/---

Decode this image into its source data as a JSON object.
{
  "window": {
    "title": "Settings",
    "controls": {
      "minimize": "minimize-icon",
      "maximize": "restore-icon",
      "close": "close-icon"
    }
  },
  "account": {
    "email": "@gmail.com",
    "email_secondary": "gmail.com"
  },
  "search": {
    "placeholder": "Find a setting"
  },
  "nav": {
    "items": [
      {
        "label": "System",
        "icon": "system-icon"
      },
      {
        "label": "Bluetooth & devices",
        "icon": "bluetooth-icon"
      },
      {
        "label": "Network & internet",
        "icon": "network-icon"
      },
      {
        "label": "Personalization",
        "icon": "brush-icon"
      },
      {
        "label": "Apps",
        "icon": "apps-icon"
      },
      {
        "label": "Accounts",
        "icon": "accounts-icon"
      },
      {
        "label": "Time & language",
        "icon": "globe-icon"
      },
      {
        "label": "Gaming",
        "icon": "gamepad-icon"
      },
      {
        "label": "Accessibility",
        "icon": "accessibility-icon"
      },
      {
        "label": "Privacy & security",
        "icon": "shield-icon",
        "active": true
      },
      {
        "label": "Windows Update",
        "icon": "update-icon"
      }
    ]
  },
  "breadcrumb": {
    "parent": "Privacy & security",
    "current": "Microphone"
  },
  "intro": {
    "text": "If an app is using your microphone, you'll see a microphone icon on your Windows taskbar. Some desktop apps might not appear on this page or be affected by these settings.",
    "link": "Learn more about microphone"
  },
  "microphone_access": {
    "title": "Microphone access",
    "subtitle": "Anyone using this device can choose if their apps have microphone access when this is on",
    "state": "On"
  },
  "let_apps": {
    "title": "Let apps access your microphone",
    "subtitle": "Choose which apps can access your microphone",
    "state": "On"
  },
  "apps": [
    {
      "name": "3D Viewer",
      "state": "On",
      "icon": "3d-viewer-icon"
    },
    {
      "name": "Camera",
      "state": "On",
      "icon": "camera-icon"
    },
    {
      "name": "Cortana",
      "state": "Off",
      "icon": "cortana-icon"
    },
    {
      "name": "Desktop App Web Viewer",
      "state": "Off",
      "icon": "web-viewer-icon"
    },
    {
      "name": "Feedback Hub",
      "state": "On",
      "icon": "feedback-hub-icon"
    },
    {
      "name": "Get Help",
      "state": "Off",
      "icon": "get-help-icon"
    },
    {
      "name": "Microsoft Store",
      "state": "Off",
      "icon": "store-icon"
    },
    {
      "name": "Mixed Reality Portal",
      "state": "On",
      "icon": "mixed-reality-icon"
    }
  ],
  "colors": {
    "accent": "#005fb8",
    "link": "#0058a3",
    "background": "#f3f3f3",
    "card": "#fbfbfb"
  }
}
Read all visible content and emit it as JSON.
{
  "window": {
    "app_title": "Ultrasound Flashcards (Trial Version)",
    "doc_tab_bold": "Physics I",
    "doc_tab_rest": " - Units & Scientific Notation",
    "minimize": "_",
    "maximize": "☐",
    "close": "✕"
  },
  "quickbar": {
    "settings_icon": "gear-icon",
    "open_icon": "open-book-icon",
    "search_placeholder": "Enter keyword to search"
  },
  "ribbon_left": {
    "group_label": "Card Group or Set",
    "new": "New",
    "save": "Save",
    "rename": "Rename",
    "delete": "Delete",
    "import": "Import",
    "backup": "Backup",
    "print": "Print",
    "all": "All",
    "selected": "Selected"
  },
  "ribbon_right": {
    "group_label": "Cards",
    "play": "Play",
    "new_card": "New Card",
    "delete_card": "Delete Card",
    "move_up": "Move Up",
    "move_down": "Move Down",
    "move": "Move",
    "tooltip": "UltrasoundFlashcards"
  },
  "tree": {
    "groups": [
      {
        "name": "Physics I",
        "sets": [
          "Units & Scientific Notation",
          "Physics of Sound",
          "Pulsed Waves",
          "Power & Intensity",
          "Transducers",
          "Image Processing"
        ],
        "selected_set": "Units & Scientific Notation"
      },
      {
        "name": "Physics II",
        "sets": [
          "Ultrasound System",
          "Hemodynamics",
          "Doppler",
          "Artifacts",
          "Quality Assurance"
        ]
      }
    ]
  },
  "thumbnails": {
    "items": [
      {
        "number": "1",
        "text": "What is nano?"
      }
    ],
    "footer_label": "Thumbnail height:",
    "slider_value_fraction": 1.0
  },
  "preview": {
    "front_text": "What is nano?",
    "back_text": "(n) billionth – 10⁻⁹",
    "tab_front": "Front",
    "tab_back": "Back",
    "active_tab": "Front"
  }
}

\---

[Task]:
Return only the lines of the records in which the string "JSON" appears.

[Result of the task]:
Decode this image into its source data as a JSON object.
Read all visible content and emit it as JSON.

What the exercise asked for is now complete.